Colon never even SAW North America, let alone set foot there, but, you hail him as the Divinely Inspired, and Heroic  Genius who DISCOVERED America!

Despite the fact that he was convinced he'd found part of Asia...

"The scholar Amerigo Vespucci, who sailed to America in the years following Columbus's first voyage, was the first to speculate that the land was not part of Asia but in fact constituted some wholly new continent previously unknown to Eurasians."

Why do you think it's CALLED America?
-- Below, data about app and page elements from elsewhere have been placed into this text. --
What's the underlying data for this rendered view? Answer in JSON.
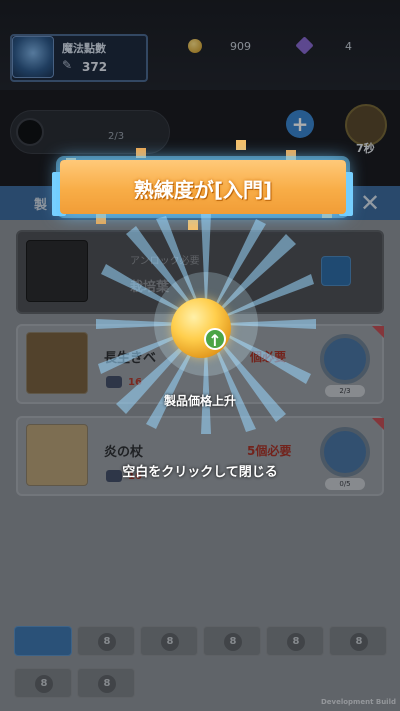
{
  "player": {
    "name": "魔法點數",
    "points": "372"
  },
  "currency": {
    "coins": "909",
    "gems": "4"
  },
  "queue": {
    "count": "2/3"
  },
  "timer": {
    "label": "7秒"
  },
  "panel": {
    "tab_label": "製"
  },
  "items": [
    {
      "status_label": "アンロック必要",
      "name": "栽培葉"
    },
    {
      "name": "長生きベ",
      "requirement": "個必要",
      "material_count": "16",
      "progress": "2/3"
    },
    {
      "name": "炎の杖",
      "requirement": "5個必要",
      "material_count": "16",
      "progress": "0/5"
    }
  ],
  "overlay": {
    "banner_title": "熟練度が[入門]",
    "effect_label": "製品価格上升",
    "close_hint": "空白をクリックして閉じる"
  },
  "tabs": [
    {
      "icon": "tools-icon",
      "active": true
    },
    {
      "icon": "lock-icon",
      "label": "8"
    },
    {
      "icon": "lock-icon",
      "label": "8"
    },
    {
      "icon": "lock-icon",
      "label": "8"
    },
    {
      "icon": "lock-icon",
      "label": "8"
    },
    {
      "icon": "lock-icon",
      "label": "8"
    },
    {
      "icon": "lock-icon",
      "label": "8"
    },
    {
      "icon": "lock-icon",
      "label": "8"
    }
  ],
  "footer": {
    "build_label": "Development Build"
  },
  "colors": {
    "banner": "#f8ad47",
    "accent_blue": "#78d1ff",
    "coin": "#ffce4c",
    "arrow_green": "#4ca446"
  }
}
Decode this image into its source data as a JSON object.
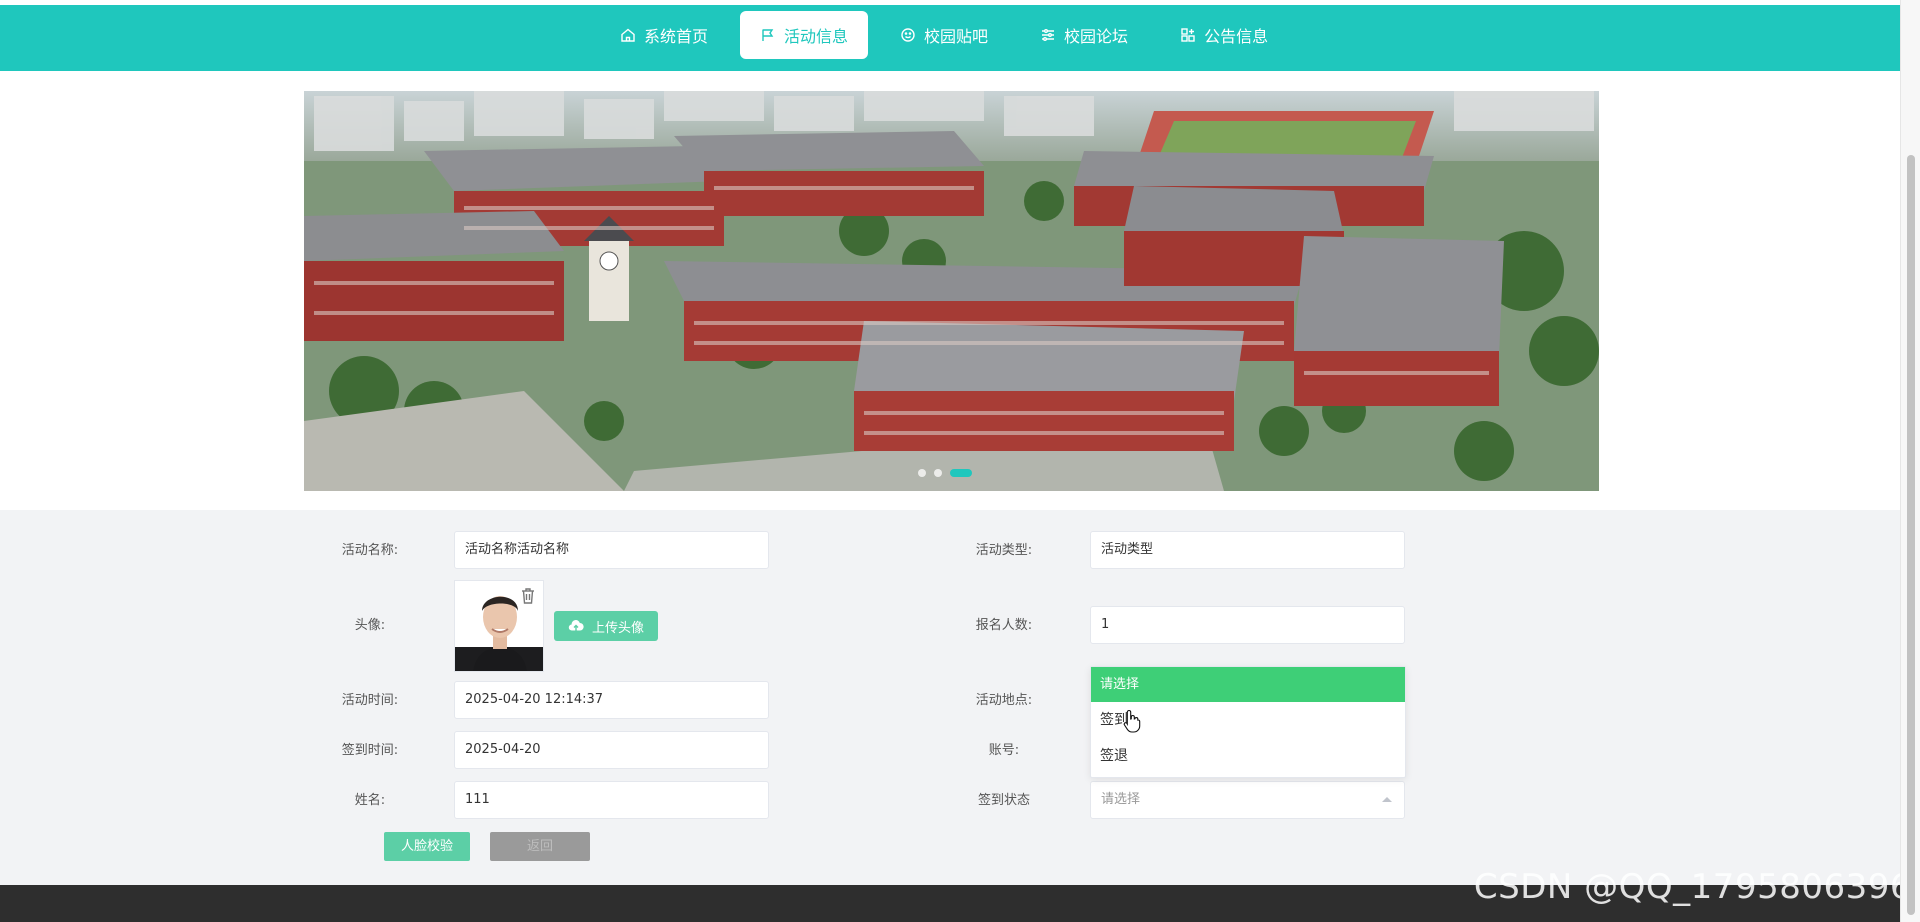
{
  "nav": {
    "items": [
      {
        "label": "系统首页",
        "icon": "home-icon",
        "active": false
      },
      {
        "label": "活动信息",
        "icon": "flag-icon",
        "active": true
      },
      {
        "label": "校园贴吧",
        "icon": "smile-icon",
        "active": false
      },
      {
        "label": "校园论坛",
        "icon": "sliders-icon",
        "active": false
      },
      {
        "label": "公告信息",
        "icon": "grid-plus-icon",
        "active": false
      }
    ]
  },
  "banner": {
    "dots_count": 3,
    "active_dot": 3
  },
  "form": {
    "activity_name": {
      "label": "活动名称:",
      "value": "活动名称活动名称"
    },
    "activity_type": {
      "label": "活动类型:",
      "value": "活动类型"
    },
    "avatar": {
      "label": "头像:",
      "upload_label": "上传头像"
    },
    "signup_count": {
      "label": "报名人数:",
      "value": "1"
    },
    "activity_time": {
      "label": "活动时间:",
      "value": "2025-04-20 12:14:37"
    },
    "activity_location": {
      "label": "活动地点:"
    },
    "checkin_time": {
      "label": "签到时间:",
      "value": "2025-04-20"
    },
    "account": {
      "label": "账号:"
    },
    "name": {
      "label": "姓名:",
      "value": "111"
    },
    "checkin_status": {
      "label": "签到状态",
      "placeholder": "请选择"
    },
    "dropdown": {
      "header": "请选择",
      "options": [
        "签到",
        "签退"
      ]
    }
  },
  "buttons": {
    "face_verify": "人脸校验",
    "back": "返回"
  },
  "watermark": "CSDN @QQ_1795806396",
  "colors": {
    "primary": "#1fc7bd",
    "button_green": "#5ccfa6",
    "dropdown_header": "#3ecf77",
    "footer": "#2e2e2e"
  }
}
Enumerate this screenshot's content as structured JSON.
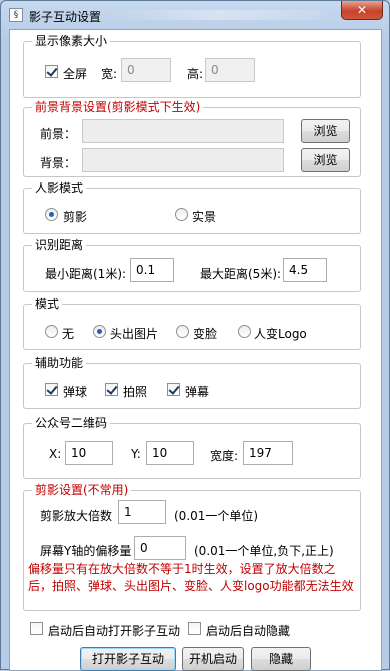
{
  "window": {
    "title": "影子互动设置",
    "app_icon_glyph": "§",
    "close_glyph": "✕"
  },
  "pixel_group": {
    "legend": "显示像素大小",
    "fullscreen_label": "全屏",
    "fullscreen_checked": true,
    "width_label": "宽:",
    "width_value": "0",
    "height_label": "高:",
    "height_value": "0"
  },
  "background_group": {
    "legend": "前景背景设置(剪影模式下生效)",
    "foreground_label": "前景：",
    "foreground_value": "",
    "background_label": "背景：",
    "background_value": "",
    "browse_label": "浏览"
  },
  "shadow_mode_group": {
    "legend": "人影模式",
    "options": [
      "剪影",
      "实景"
    ],
    "selected": "剪影"
  },
  "distance_group": {
    "legend": "识别距离",
    "min_label": "最小距离(1米):",
    "min_value": "0.1",
    "max_label": "最大距离(5米):",
    "max_value": "4.5"
  },
  "mode_group": {
    "legend": "模式",
    "options": [
      "无",
      "头出图片",
      "变脸",
      "人变Logo"
    ],
    "selected": "头出图片"
  },
  "aux_group": {
    "legend": "辅助功能",
    "items": [
      {
        "label": "弹球",
        "checked": true
      },
      {
        "label": "拍照",
        "checked": true
      },
      {
        "label": "弹幕",
        "checked": true
      }
    ]
  },
  "qr_group": {
    "legend": "公众号二维码",
    "x_label": "X:",
    "x_value": "10",
    "y_label": "Y:",
    "y_value": "10",
    "width_label": "宽度:",
    "width_value": "197"
  },
  "silhouette_group": {
    "legend": "剪影设置(不常用)",
    "zoom_label": "剪影放大倍数",
    "zoom_value": "1",
    "zoom_hint": "(0.01一个单位)",
    "offset_label": "屏幕Y轴的偏移量",
    "offset_value": "0",
    "offset_hint": "(0.01一个单位,负下,正上)",
    "warning": "偏移量只有在放大倍数不等于1时生效，设置了放大倍数之后，拍照、弹球、头出图片、变脸、人变logo功能都无法生效"
  },
  "startup": {
    "auto_open_label": "启动后自动打开影子互动",
    "auto_open_checked": false,
    "auto_hide_label": "启动后自动隐藏",
    "auto_hide_checked": false
  },
  "footer": {
    "open_label": "打开影子互动",
    "boot_label": "开机启动",
    "hide_label": "隐藏"
  }
}
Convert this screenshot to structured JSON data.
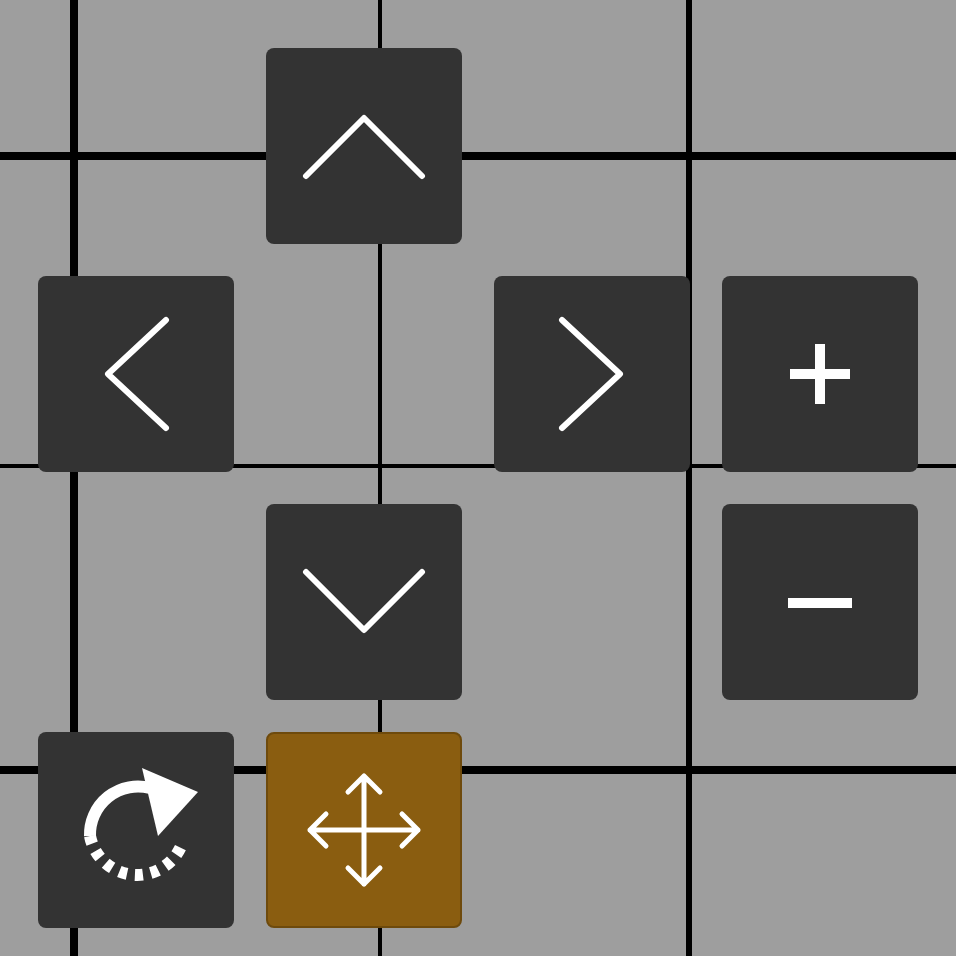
{
  "controls": [
    {
      "kind": "up",
      "selected": false
    },
    {
      "kind": "left",
      "selected": false
    },
    {
      "kind": "right",
      "selected": false
    },
    {
      "kind": "zoom_in",
      "selected": false
    },
    {
      "kind": "down",
      "selected": false
    },
    {
      "kind": "zoom_out",
      "selected": false
    },
    {
      "kind": "rotate",
      "selected": false
    },
    {
      "kind": "move",
      "selected": true
    }
  ]
}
Nothing to do with Colon.

"Historically, the English had downplayed Columbus and emphasized the role of the Venetian John Cabot as a pioneer explorer, but for the emerging United States, Cabot made for a poor national hero."

Why does the man who landed in Newfoundland, make a poor hero for North America, compared to somebody who didn't even know it existed?

"Cabot went to Bristol to arrange preparations for his voyage. Bristol was the second-largest seaport in England. From 1480 onward it had supplied several expeditions to look for Hy-Brazil. According to Celtic legend, this island lay somewhere in the Atlantic Ocean.[24] There was widespread belief among merchants in the port that Bristol men had discovered the island at earlier date but then lost track of it.[25][26] Ruddock had contended in a private 1988 letter to a colleague, Quinn, that she had found evidence in Italian archives that Bristol men had discovered North America pre-1470."

https://en.wikipedia.org/wiki/John_Cabot

...

Why all the adulation for Colon, and his failed math, and none for Cabot? Because he was working for the English?



 

Link to post
Share on other sites
7 hours ago, Klytyna said:

Colon never even SAW North America, let alone set foot there, but, you hail him as the Divinely Inspired, and Heroic  Genius who DISCOVERED America!

If I knew anyone like this, who believed this, I would shun them. Surely, you know that “Columbus Day” has been replaced by many, in many places, with “Indinginous Peoples Day”? A lot of Americans are more woke than you give us credit for.

  • Like 1
Link to post
Share on other sites
54 minutes ago, Love Zhaoying said:

If I knew anyone like this, who believed this, I would shun them. Surely, you know that “Columbus Day” has been replaced by many, in many places, with “Indinginous Peoples Day”? A lot of Americans are more woke than you give us credit for.

Also, if you look up the history Columbus Day is effectively, "Italians and Catholics Really Aren't So Bad" day -- around the turn of the 20th century "Columbus" was sort of a codeword for "American Catholic", hence "Knights of Columbus." As late as the 1920's there was major controversy over the fact that presidential candidate Alfred E. Smith was Catholic.

  • Like 2
Link to post
Share on other sites
9 hours ago, Klytyna said:

"Cabot went to Bristol to arrange preparations for his voyage. Bristol was the second-largest seaport in England. From 1480 onward it had supplied several expeditions to look for Hy-Brazil. According to Celtic legend, this island lay somewhere in the Atlantic Ocean.[24] There was widespread belief among merchants in the port that Bristol men had discovered the island at earlier date but then lost track of it.[25][26] Ruddock had contended in a private 1988 letter to a colleague, Quinn, that she had found evidence in Italian archives that Bristol men had discovered North America pre-1470."

 

 

Lost track of a continent. Now that's hard-core. Makes me feel better about that morning and my car keys...

  • Haha 1
Link to post
Share on other sites
9 hours ago, Klytyna said:

Ruddock had contended in a private 1988 letter to a colleague, Quinn, that she had found evidence in Italian archives that Bristol men had discovered North America pre-1470."

If they did, then they were a bit late. Ireland's St. Brendan probably discovered it nearly a thousand years earlier. [1] :D

  • Like 1
Link to post
Share on other sites
You are about to reply to a thread that has been inactive for 873 days.

Please take a moment to consider if this thread is worth bumping.

Create an account or sign in to comment

You need to be a member in order to leave a comment

Create an account

Sign up for a new account in our community. It's easy!

Register a new account

Sign in

Already have an account? Sign in here.

Sign In Now
×
×
  • Create New...